\begin{aligned}(a v b) \wedge(b \vee c) \wedge(c \vee a) &=a \wedge[(b \vee c) \wedge(c \wedge a)]\} \vee\{b \wedge[(b \vee c) \wedge(c \vee a)]\} \\ &=[(a \wedge(c \wedge a) \wedge(b \vee c)] \vee[(b \wedge(b \vee c)) \wedge(c \vee a)]\\ &=[(a \wedge(b \vee c)] \vee[b \wedge(c \vee a)]\\ &=[(a \wedge b) \vee(a \wedge c)] \vee[(b \wedge c) \vee(b \wedge a)] \\ &=(a \wedge b) \vee(b \wedge c) \vee(c \wedge a) \end{aligned}

Conversely, we first show that L is modular.

Let x, y, z be any three elements of L with $x \leqslant z$
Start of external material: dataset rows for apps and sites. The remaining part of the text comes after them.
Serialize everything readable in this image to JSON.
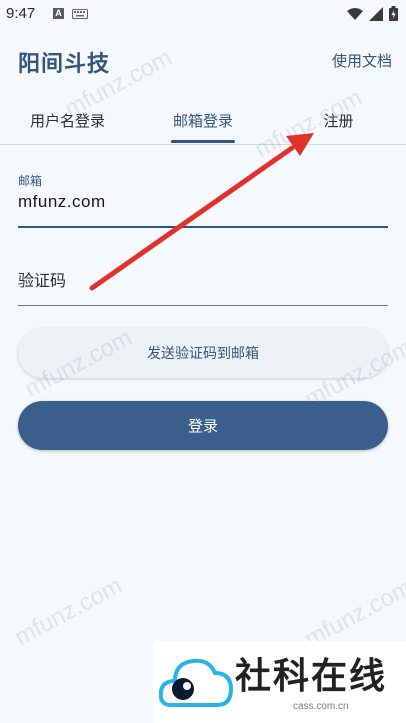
{
  "status_bar": {
    "time": "9:47",
    "notif_icon": "A"
  },
  "app_bar": {
    "title": "阳间斗技",
    "docs_label": "使用文档"
  },
  "tabs": [
    {
      "label": "用户名登录",
      "selected": false
    },
    {
      "label": "邮箱登录",
      "selected": true
    },
    {
      "label": "注册",
      "selected": false
    }
  ],
  "form": {
    "email_label": "邮箱",
    "email_value": "mfunz.com",
    "code_placeholder": "验证码",
    "send_code_label": "发送验证码到邮箱",
    "login_label": "登录"
  },
  "watermark": "mfunz.com",
  "logo": {
    "text": "社科在线",
    "url": "cass.com.cn"
  },
  "colors": {
    "accent": "#32557d",
    "button": "#3a5f8c",
    "arrow": "#e0312b",
    "background": "#f5f8fc"
  }
}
\begin{aligned} x \vee(y \wedge z) &=[x \vee(x \wedge y)] \vee(y \wedge z) \text { [by absorption] } \\ &=(x \wedge z) \vee(x \wedge y) \vee(y \wedge z) \\ &=(x \vee y) \wedge(y \vee z) \wedge(z \vee x) \\ &=(x \vee y) \wedge[(y \vee z) \wedge z] \quad[\because x \wedge z=x] \\ &=(x \vee y) \wedge z \quad[\text { by absorption property }] \end{aligned} \\ =(x \vee y) \wedge[(y \vee z) \wedge z] \quad[\because x \leqslant z]

$=(x \vee y) \wedge z \quad$ [by absorption property]

Thus, L is modular.

\begin{aligned} &\text { Now for any } a, b, c \in L \\ &\qquad \begin{aligned} a \wedge(b \vee c) &=[a \wedge(a \vee c)] \wedge(b \vee c) \\ &[b y \text { absorption property }] \\ &=[(a \vee b) \wedge(b \vee c) \wedge(c \vee a)] \wedge a \\ &=[(a \wedge b) \vee(b \wedge c) \vee(c \wedge a)] \wedge a \end{aligned} \\ &=[(a \wedge b) \vee(c \wedge a)) \vee(b \wedge c)] \wedge a \\ &\text { Since } \\ &\begin{aligned} a \wedge b \leqslant a, a \wedge c \leqslant a & \Rightarrow(a \wedge b) \vee(a \wedge c) \leqslant a, \\ \text { we can apply modular identity on R.H.S of }(1) \text { to get } \\ a \wedge(b \vee c) &=[(a \wedge b) \vee(c \wedge a)] \vee[(b \wedge c) \wedge a] \\ &=(a \wedge b) \vee[(c \wedge a) \vee(b \wedge(c \wedge a))] \\ &=(a \wedge b) \vee(c \wedge a) \end{aligned} \\ &\qquad \begin{aligned} L \text { is distributive. } &[\text { by absorption property }] \end{aligned} \end{aligned} Hence, proved.